Drawing from qualities of social cohesion, such as mutual trust, solidarity and inter-connectedness, local, regional, national and global agents must do more to interrogate existing structures and promote climate adaptation endeavours that are grounded in practical, accessible and implementable steps. The great challenge of this, however, is that we are yet to see mass collaboration come to fruition, though it is perhaps the most essential global component for mitigating climate change.

As Kauffman discusses in Grassroots Global Governance, a nexus between local and global governance exists in that they are “co-constituted at the grassroots level.”9 Proposing the notion of ‘grassroots global governance’ as a means for confronting global issues — including climate change — he draws from the successes of local watershed management in Tungurahua, Ecuador to emphasise that there are no effective global structures in place to disseminate these grassroots learnings, which are also limited by a lack of financial resources, knowledge and technological access. This calls for greater commitment from global agents, rendering both a top-down and bottom-up approach as constitutive of the greatest chance for effective (and sustainable) global change. Though there remains a long journey ahead, social capital and cohesion offer an enticingly viable strategy for sustainable climate adaptation.  

1. Schreuder, Willemijn, and Lummina G. Horlings. "Transforming places together: Transformative community strategies responding to climate change and sustainability challenges." Climate Action 1, no. 1 (2022): 1-15.

2. Burchi, Francesco, Markus Loewe, Daniele Malerba, and Julia Leininger. "Disentangling the Relationship Between Social Protection and Social Cohesion: Introduction to the Special Issue." The European Journal of Development Research 34, no. 3 (2022): 1195-1215.

3. Douglas, Gordon, Liz Koslov, and Eric Klinenberg. "Conveniently Located Disaster: Socio‐Spatial Inequality in Hurricane Sandy and Its Implications for the Urban Sociology of Climate Change." (2015).

4. Roque, Delilah, Anais, David Pijawka, and Amber Wutich. "The role of social capital in resiliency: Disaster recovery in Puerto Rico." Risk, Hazards & Crisis in Public Policy 11, no. 2 (2020): 204-235.

5. Roque et al., 2020:220

6. Roque et al., 2020:209

7. Aldrich, Daniel P., and Michelle A. Meyer. "Social capital and community resilience." American behavioral scientist 59, no. 2 (2015): 254-269.

8. Crawford, Gordon, and Chas Morrison. “Community‐led Reconstruction, Social Inclusion and Participation in Post‐earthquake Nepal.” Development Policy Review 39, no. 4 (2021): 548–68.

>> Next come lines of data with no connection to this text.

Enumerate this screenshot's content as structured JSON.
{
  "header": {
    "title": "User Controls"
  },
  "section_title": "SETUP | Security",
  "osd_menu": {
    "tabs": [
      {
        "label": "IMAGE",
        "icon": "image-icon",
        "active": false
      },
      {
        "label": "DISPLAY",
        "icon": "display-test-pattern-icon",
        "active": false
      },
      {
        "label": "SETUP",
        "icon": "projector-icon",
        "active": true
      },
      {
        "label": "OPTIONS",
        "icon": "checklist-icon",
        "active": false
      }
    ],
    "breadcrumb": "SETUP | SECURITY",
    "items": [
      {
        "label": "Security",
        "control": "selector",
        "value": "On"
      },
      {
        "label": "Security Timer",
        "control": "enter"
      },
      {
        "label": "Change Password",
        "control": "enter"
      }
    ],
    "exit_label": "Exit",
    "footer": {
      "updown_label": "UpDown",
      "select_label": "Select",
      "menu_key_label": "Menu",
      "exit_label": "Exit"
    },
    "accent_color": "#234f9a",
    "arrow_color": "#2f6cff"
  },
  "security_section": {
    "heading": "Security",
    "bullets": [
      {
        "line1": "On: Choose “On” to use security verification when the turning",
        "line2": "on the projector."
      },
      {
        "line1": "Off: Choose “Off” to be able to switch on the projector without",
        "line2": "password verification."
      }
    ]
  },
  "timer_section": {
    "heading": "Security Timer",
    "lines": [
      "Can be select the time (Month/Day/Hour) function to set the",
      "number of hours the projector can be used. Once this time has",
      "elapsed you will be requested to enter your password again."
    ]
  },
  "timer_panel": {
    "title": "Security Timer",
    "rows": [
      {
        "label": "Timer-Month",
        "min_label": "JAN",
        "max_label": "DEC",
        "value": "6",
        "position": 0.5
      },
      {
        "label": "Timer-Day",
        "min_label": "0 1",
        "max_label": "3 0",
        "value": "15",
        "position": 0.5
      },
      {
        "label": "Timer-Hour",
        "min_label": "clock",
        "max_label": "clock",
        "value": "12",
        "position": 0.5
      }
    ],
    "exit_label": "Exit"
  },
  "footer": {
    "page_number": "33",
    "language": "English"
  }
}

9. Kauffman, Craig M. Grassroots global governance: Local watershed management experiments and the evolution of sustainable development. Oxford University Press, 2016.

Lizzie Moshirian is an incoming Honours student in Sociology at the University of Sydney. Throughout her undergraduate degree, her work and research experiences have taken her to the Middle East, North America and Southeast Asia. Her research interests include collective action and solidarity, sociohistorical processes and legacies, feminist political economy, and global interconnectivity and development.

Header image: Fuad Stefan via Shutterstock, ID: 2103065303.

Related articles